Let's face reality: Companies that host popular platforms for user content are frequently targets of lawsuits that misuse existing laws in an attempt to remove speech. Yelp, as a platform for consumer reviews, is a frequent target of such claims. We were sued under the federal Fair Labor Standards Act by business owners claiming our Terms of Service were employment requirements, and seeking to have us pay Yelp users for every review or photo posted to our site in a misguided effort to break our business. We were sued under the federal Consumer Review Fairness Act — a law we supported because of the protections it gives to consumer reviewers — by a plaintiff upset that we enforced our Terms of Service against him. We were sued under California’s Right to Publicity statute by business owners claiming we had no right to list their businesses without permission. We have also been sued under a host of other laws, including federal statutes on discrimination, racketeering, extortion and, yes, antitrust. These lawsuits were all brought by different plaintiffs under different legal theories, but they all have two things in common: They all targeted Yelp’s publishing and editorial decisions about user content on our platform, and they all failed at the earliest stage because competent judges understood what was at play and could reasonably apply the laws.
As a company that regularly wrestles with thorny content moderation questions, we would never support legislation that could limit our ability to create the best experience for our users, which includes enforcing our Terms of Service and other robust efforts to mitigate hateful, fraudulent or abusive content.

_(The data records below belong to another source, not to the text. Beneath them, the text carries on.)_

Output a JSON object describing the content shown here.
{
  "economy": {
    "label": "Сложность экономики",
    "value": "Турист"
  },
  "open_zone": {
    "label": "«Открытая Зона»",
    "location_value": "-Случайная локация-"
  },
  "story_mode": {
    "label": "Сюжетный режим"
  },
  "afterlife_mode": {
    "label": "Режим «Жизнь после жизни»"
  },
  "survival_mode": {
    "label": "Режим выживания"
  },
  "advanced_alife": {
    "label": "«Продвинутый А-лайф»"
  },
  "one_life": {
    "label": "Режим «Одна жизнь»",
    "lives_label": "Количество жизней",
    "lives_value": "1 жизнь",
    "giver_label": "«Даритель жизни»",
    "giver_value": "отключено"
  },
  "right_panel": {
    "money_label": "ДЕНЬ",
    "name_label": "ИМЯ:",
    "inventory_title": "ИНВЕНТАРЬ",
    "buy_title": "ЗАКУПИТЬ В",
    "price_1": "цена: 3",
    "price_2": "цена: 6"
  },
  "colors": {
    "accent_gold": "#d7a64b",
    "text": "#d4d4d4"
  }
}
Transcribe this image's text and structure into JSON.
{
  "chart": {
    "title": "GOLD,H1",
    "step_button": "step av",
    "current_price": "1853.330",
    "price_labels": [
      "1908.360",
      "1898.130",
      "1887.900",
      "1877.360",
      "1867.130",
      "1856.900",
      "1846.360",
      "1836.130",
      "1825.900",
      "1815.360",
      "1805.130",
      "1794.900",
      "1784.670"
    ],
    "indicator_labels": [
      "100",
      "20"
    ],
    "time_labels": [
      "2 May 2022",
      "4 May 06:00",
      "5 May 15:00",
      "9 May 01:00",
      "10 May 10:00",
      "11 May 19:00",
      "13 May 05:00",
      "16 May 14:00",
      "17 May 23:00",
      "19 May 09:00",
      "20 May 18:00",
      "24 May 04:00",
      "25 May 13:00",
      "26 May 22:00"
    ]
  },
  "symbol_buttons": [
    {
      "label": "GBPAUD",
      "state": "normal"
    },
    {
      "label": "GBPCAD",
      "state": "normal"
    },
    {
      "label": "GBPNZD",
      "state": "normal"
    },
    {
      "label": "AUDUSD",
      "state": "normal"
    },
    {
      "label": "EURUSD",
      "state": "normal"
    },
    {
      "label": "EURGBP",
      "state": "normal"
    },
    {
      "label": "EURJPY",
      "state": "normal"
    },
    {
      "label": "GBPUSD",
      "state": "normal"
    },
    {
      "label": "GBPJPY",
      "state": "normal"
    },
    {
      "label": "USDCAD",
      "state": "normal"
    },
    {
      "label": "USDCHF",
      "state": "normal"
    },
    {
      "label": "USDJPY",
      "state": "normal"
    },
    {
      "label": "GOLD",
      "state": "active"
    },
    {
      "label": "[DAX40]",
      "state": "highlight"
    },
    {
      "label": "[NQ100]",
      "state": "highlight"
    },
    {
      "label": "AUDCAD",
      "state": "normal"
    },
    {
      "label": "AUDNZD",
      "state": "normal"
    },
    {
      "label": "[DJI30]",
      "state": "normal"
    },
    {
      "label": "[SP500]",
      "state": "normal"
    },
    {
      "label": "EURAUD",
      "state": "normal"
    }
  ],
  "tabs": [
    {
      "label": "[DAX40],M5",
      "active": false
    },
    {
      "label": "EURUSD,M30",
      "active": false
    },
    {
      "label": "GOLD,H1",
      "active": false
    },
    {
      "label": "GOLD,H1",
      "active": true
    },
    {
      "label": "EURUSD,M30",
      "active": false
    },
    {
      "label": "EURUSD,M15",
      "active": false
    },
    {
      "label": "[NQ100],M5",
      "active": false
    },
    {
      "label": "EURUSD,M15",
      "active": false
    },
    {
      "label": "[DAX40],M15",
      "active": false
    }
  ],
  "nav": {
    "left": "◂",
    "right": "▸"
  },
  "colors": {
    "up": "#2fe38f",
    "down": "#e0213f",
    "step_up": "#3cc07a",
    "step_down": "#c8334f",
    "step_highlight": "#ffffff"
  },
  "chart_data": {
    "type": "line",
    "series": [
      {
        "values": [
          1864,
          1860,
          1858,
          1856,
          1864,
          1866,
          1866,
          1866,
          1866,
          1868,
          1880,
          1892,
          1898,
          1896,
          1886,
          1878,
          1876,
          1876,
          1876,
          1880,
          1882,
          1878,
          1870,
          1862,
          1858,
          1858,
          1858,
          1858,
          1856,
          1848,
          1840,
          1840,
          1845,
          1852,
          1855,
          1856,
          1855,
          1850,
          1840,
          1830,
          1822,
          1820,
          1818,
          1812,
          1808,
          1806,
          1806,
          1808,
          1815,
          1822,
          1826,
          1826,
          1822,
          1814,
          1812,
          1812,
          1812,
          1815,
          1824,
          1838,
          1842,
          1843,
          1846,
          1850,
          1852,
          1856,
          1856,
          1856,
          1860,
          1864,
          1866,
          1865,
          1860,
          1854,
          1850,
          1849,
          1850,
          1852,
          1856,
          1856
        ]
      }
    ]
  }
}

But that’s not what AICO is about. Yelp has long supported pro-competition legislation because we have seen firsthand how companies like Google rig the market against everyday consumers, small businesses and competitors to boost their own profits. And there is broad agreement that this legislation will increase competitiveness in the online marketplace and promote an open and pluralistic internet for consumers.
The Big Tech companies know that, too, and that’s why they’ve been waging an all-out lobbying campaign to manufacture fear, uncertainty and doubt in an attempt to stop this bill in its tracks. They want us to believe that AICO means the end of Google Maps and Amazon Prime, when in fact competition would strengthen those products and others.
We have our work cut out for us fighting for a fair, competitive online marketplace. As Sen. Klobuchar said recently, this is the ultimate David-and-Goliath scenario. We have to work together to reject the false choice between the status quo of stifled competition and a fictitious online world where platforms’ hands are tied and hateful, unhelpful content thrives.
We need to focus on passing AICO to begin creating an even playing field, and then continue the mission to build a healthy online ecosystem for everyone — particularly those marginalized communities that disproportionately bear the brunt of harmful and hateful content online.